Line-ending replacement in VIM

I have often had trouble using regex in vim when it involved line-endings. So I found today that there is something of an asymmetry to the way that you search for line-endings versus replacing line-endings.

To search for line-endings you use \n but to replace or insert a line-ending you use \r (on linux). So if you wanted to replace duplicate empty lines you use,


JSON and the namedtuples

I have been working on a web application using tornado, which is a python framework. I love it. I have been having so much fun playing around with it, and working in python is a joy.

When there is a request that contains a JSON body I naturally convert the body using the ‘json’ module. But this is not quite what I want. I like dictionaries, but not when I really want to refer to fields on an object. I could create a class to convert from a JSON dictionary-based structure to an object, but I’m lazy and don’t want to do that. So I looked around the internet, convinced that there had to be an easier way of doing this and there was! Of course, the ‘json’ module is all set up to handle this and (combined with the magic of namedtuples) translating JSON into an object is trivial,

import json
import collections
Session = collections.namedtuple('Session',['state','id'])
session = json.loads('{"state":"confused", "id":"foo"}',object_hook=lambda args: Session(**args))

SSH keys and agents

Recently I was playing around with EC2 and wanted to rsync a whole bunch of data on an instance. Because Amazon uses ssh-keys to provide secure logins you provide the identity file when you login.

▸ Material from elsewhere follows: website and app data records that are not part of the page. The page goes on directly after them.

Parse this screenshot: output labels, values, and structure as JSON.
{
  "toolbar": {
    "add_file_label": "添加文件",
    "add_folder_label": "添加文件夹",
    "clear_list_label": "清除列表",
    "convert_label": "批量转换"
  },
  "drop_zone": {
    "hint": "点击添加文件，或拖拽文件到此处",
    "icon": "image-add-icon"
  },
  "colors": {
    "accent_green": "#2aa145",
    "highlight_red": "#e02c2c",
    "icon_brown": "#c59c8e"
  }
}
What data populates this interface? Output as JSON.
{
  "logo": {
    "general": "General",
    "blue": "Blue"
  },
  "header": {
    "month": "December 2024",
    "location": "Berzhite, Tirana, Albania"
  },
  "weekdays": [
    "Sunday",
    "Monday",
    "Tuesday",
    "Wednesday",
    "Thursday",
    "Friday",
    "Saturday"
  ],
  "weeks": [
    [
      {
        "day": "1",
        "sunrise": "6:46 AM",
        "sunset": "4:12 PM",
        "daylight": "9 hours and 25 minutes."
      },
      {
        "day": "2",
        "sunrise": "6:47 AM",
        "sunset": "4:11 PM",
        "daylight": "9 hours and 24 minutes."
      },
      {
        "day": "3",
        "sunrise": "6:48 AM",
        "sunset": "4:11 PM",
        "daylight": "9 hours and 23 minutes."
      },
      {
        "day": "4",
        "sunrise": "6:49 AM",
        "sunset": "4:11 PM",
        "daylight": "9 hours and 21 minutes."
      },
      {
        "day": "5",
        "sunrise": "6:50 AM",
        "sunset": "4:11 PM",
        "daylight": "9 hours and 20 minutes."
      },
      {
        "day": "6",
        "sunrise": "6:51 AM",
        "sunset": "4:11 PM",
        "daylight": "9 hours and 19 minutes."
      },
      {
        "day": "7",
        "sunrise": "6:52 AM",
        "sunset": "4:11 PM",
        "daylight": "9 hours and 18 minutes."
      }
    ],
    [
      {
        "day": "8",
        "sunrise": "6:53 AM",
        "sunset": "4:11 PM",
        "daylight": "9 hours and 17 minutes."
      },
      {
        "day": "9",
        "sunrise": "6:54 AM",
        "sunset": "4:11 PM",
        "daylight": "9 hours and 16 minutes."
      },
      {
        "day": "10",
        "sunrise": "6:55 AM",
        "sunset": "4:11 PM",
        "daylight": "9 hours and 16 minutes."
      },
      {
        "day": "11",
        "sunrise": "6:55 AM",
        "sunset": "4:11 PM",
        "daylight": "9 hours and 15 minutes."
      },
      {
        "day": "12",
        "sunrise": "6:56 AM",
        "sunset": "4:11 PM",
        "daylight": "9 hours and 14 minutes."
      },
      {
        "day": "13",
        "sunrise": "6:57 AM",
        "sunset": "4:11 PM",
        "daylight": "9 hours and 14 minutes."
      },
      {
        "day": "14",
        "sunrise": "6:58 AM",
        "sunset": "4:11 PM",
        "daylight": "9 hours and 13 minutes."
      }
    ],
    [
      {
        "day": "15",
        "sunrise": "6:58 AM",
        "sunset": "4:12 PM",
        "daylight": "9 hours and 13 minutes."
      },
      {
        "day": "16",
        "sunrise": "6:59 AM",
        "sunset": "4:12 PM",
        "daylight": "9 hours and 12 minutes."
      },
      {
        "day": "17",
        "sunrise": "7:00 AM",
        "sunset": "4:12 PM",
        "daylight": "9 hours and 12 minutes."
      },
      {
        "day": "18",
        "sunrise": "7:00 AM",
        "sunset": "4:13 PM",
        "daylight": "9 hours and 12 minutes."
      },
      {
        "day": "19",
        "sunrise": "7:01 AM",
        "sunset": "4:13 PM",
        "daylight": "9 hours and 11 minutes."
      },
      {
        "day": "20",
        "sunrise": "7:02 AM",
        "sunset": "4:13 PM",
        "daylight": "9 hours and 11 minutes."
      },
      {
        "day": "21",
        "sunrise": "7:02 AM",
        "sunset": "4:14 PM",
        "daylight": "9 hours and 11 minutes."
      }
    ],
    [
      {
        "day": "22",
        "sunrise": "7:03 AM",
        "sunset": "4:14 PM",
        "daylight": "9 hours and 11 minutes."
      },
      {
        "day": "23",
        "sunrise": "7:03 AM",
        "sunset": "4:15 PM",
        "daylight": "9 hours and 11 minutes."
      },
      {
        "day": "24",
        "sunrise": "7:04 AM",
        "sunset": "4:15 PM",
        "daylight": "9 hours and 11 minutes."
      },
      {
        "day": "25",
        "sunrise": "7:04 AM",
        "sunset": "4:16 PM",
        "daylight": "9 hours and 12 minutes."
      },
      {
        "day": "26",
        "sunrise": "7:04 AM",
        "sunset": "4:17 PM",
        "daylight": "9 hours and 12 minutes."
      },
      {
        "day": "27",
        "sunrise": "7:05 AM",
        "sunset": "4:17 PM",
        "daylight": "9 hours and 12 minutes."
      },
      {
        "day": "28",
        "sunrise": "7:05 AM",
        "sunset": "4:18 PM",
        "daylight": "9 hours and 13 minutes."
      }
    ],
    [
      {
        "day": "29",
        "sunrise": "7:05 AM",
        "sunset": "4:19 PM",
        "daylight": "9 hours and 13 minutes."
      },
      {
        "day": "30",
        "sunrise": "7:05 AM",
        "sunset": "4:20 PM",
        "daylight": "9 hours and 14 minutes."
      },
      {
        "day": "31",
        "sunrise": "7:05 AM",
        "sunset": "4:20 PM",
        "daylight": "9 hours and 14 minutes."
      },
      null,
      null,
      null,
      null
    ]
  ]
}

This is simple when simply logging onto the server to noodle around, but how to provide the key when trying to rsync via SSH? The answer turns out to be pretty easy,

eval $(ssh-agent)
ssh-add ~/.ssh/[my-public-key]

This starts up an agent and passes your identity file (SSH key) to the agent, which forwards the file (during the current session) whenever using SSH. So once you have perform this small invocation, you can simply use rsync to copy to the target server,

rsync -avz [some-place-on-your-machine] [user]@[server]:[some-place-on-server]

Getting rid of multibyte characters

Today I was converting documentation from a google doc to markdown that could be converted to HTML using pandoc. Mostly this is pretty easy because you can just save the document as text and you’re done. However, google does like to put nasty little multibyte characters into the document for some reason and pandoc does not like this. Fortunately, there is a simple remedy for this problem using sed,

sed 's/[\x80-\xFF]//g'

Just apply this sed script to the file and it will remove the multibyte characters.